**Task to carry out:** Every line below that holds the string "Brittan" should be copied out.

[Dataset rows for apps and sites]

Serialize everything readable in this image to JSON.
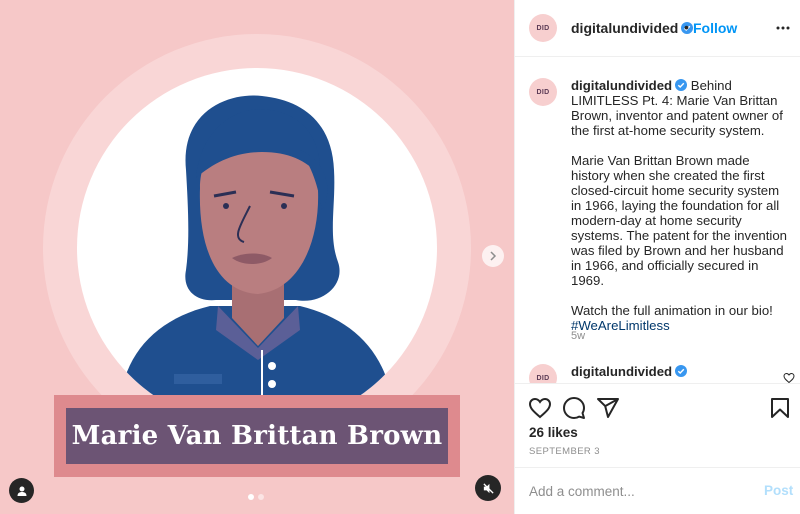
{
  "post": {
    "media": {
      "banner_text": "Marie Van Brittan Brown",
      "colors": {
        "background": "#f6c8c8",
        "banner_outer": "#de8a8e",
        "banner_inner": "#6c5474",
        "hair": "#1f4f8f",
        "skin": "#b97e80"
      },
      "carousel": {
        "count": 2,
        "active": 1
      }
    },
    "header": {
      "avatar_text": "DID",
      "username": "digitalundivided",
      "separator": "•",
      "follow_label": "Follow"
    },
    "caption": {
      "avatar_text": "DID",
      "username": "digitalundivided",
      "text": "Behind LIMITLESS Pt. 4: Marie Van Brittan Brown, inventor and patent owner of the first at-home security system.\n\nMarie Van Brittan Brown made history when she created the first closed-circuit home security system in 1966, laying the foundation for all modern-day at home security systems. The patent for the invention was filed by Brown and her husband in 1966, and officially secured in 1969.\n\nWatch the full animation in our bio! ",
      "hashtag": "#WeAreLimitless",
      "time": "5w"
    },
    "comment2": {
      "avatar_text": "DID",
      "username": "digitalundivided"
    },
    "likes": "26 likes",
    "date": "SEPTEMBER 3",
    "add_comment": {
      "placeholder": "Add a comment...",
      "post_label": "Post"
    },
    "icons": {
      "like": "heart-icon",
      "comment": "comment-icon",
      "share": "share-icon",
      "save": "bookmark-icon",
      "more": "more-icon",
      "verified": "verified-icon",
      "next": "chevron-right-icon",
      "tag": "user-tag-icon",
      "mute": "muted-icon"
    },
    "accent_color": "#0095f6"
  }
}
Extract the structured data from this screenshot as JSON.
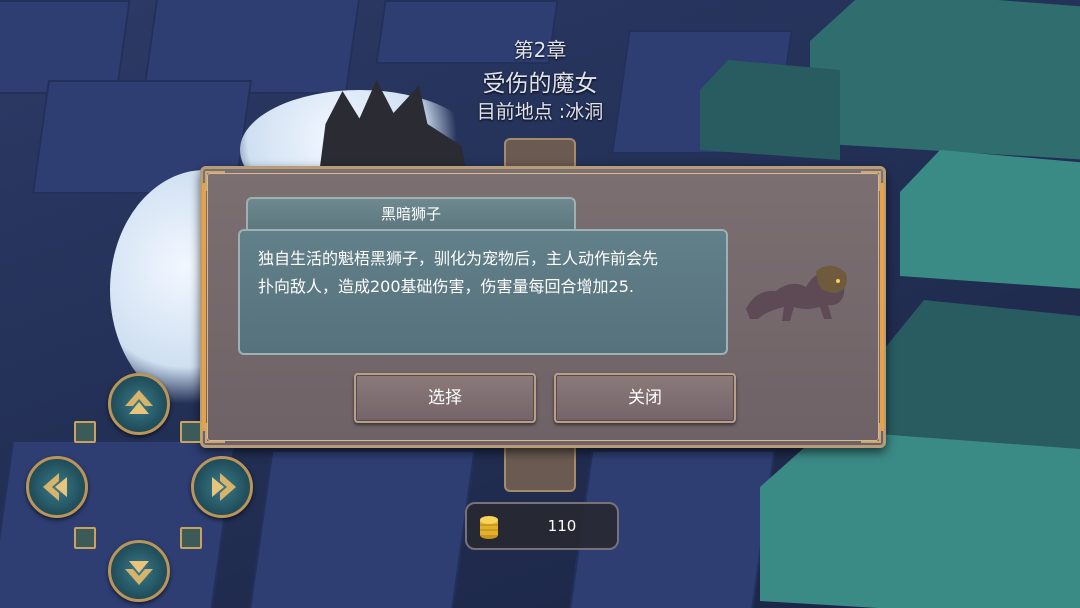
{
  "chapter": {
    "number": "第2章",
    "title": "受伤的魔女",
    "location": "目前地点 :冰洞"
  },
  "dialog": {
    "pet_name": "黑暗狮子",
    "description": "独自生活的魁梧黑狮子，驯化为宠物后，主人动作前会先\n扑向敌人，造成200基础伤害，伤害量每回合增加25.",
    "select_label": "选择",
    "close_label": "关闭"
  },
  "hud": {
    "coins": "110",
    "coin_icon": "gold-coin-stack-icon"
  },
  "controls": {
    "up_icon": "arrow-up-icon",
    "down_icon": "arrow-down-icon",
    "left_icon": "arrow-left-icon",
    "right_icon": "arrow-right-icon"
  },
  "colors": {
    "dialog_border": "#b79c78",
    "dialog_accent": "#e6a24a",
    "desc_box": "#5f7d86",
    "dpad_ring": "#b9955a"
  }
}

**Reply to the task:**
      "banner_text": "Marie Van Brittan Brown",
      "text": "Behind LIMITLESS Pt. 4: Marie Van Brittan Brown, inventor and patent owner of the first at-home security system.\n\nMarie Van Brittan Brown made history when she created the first closed-circuit home security system in 1966, laying the foundation for all modern-day at home security systems. The patent for the invention was filed by Brown and her husband in 1966, and officially secured in 1969.\n\nWatch the full animation in our bio! ",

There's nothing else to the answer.